After the 2012 season, we evaluated our situation and decided to ditch cable altogether. We realized that we could stream everything we wanted to watch — it helps that we don’t follow other sports — via the Internet for a fraction of the cost (and without all the commercials).
We subscribed to MLB TV and fell in love with it. With the premium package, we could choose from any number of games on a given day, on multiple devices, overlaying the video feed with TV or radio announcers from either team, or just listening to the field microphones for a more immersive experience (I have received no compensation from Major League Baseball in exchange for the preceding description. I swear.)
The downside to MLB TV is that it has restrictions, chief among them a blackout of in-market games. Because we live less than ten miles from Petco Park, we fall in the Padres market, which means we can’t watch their games without implementing potentially illegal workarounds.
A safer workaround involved watching other teams. Living on the West Coast means that I usually can’t get home from work in time to see full games outside the Pacific Time Zone, so we had five options: the Angels, A’s, Dodgers, Giants, and Mariners. Still being a Padres fan, I rejected the Dodgers and Giants right away. They might win a game I was watching, and that would cause me physical pain.
We spent 2012 alternating between the three American League West teams in our time zone. We found that we enjoyed the A’s and Mariners most, and stuck with them the following season.
The last two years, we’ve migrated more fully to the A’s. We love the fans, with their signs and drums. And we love the players, even though their names change with a regularity that would alarm some folks not accustomed to high turnover (years of rooting for the Padres had prepared us well).

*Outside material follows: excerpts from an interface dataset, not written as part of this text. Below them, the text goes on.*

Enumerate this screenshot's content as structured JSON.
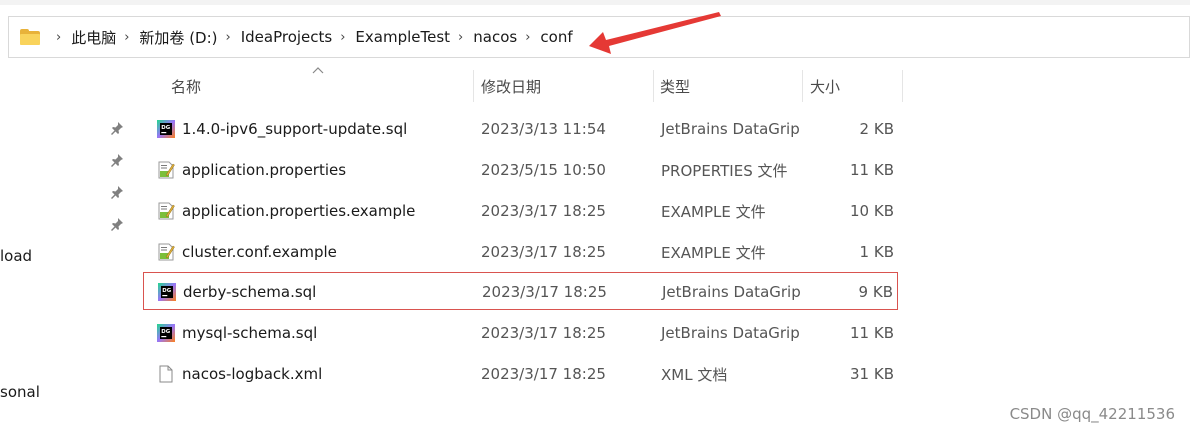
{
  "breadcrumb": {
    "items": [
      "此电脑",
      "新加卷 (D:)",
      "IdeaProjects",
      "ExampleTest",
      "nacos",
      "conf"
    ],
    "separator": "›"
  },
  "nav": {
    "items": [
      "load",
      "sonal"
    ]
  },
  "columns": {
    "name": "名称",
    "date": "修改日期",
    "type": "类型",
    "size": "大小"
  },
  "files": [
    {
      "name": "1.4.0-ipv6_support-update.sql",
      "date": "2023/3/13 11:54",
      "type": "JetBrains DataGrip",
      "size": "2 KB",
      "icon": "datagrip-icon"
    },
    {
      "name": "application.properties",
      "date": "2023/5/15 10:50",
      "type": "PROPERTIES 文件",
      "size": "11 KB",
      "icon": "properties-file-icon"
    },
    {
      "name": "application.properties.example",
      "date": "2023/3/17 18:25",
      "type": "EXAMPLE 文件",
      "size": "10 KB",
      "icon": "properties-file-icon"
    },
    {
      "name": "cluster.conf.example",
      "date": "2023/3/17 18:25",
      "type": "EXAMPLE 文件",
      "size": "1 KB",
      "icon": "properties-file-icon"
    },
    {
      "name": "derby-schema.sql",
      "date": "2023/3/17 18:25",
      "type": "JetBrains DataGrip",
      "size": "9 KB",
      "icon": "datagrip-icon",
      "highlighted": true
    },
    {
      "name": "mysql-schema.sql",
      "date": "2023/3/17 18:25",
      "type": "JetBrains DataGrip",
      "size": "11 KB",
      "icon": "datagrip-icon"
    },
    {
      "name": "nacos-logback.xml",
      "date": "2023/3/17 18:25",
      "type": "XML 文档",
      "size": "31 KB",
      "icon": "blank-file-icon"
    }
  ],
  "watermark": "CSDN @qq_42211536",
  "colors": {
    "highlight_border": "#d9534f",
    "annotation_arrow": "#e53935",
    "folder": "#f9d35c"
  }
}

With the help of MLB, the cable TV industry, and arcane blackout restrictions, we have slowly moved from supporting the local team and local economy — admittedly, the $2,000 or so we spent a year on tickets, food, and merchandise isn’t much compared to what the Padres can make from selling luxury suites to corporations — to supporting a team in some other city that the decision-makers have determined it’s okay for us to watch in the comfort of our home.
Yes, the Padres are now available as part of most cable packages in San Diego, but why would we go back to cable? Why pay more for commercials and programming we don’t need? Until MLB and the cable TV industry adjust their practices to reflect current reality, we’ll continue to root, root, root for the nowhere-near-our-home team.
The worst part of this for the Padres is that we’re no longer angry about being unable to watch them. Although I still follow the team closely for professional reasons, we’ve adapted and moved on, embracing the A’s as we once embraced the local nine. We can’t be the only people who have found a solution to this problem that MLB created.
Yes, the 15 MLB teams with Fox TV deals were reportedly in talks to lift blackout restrictions for the upcoming season, so the Padres may soon be back on my list of viewing options. But even if reports are true, a mere half of the league is not good enough. If the powers-that-be want fans to support local teams, they must make it easier to do so. Otherwise, said fans and local teams don’t win, and that’s a shame.
Geoff Young is a baseball writer who may ask to hang out at your house sometimes if you have cable. You should follow him on Twitter.
Originally published at crookedscoreboard.com on January 8, 2016.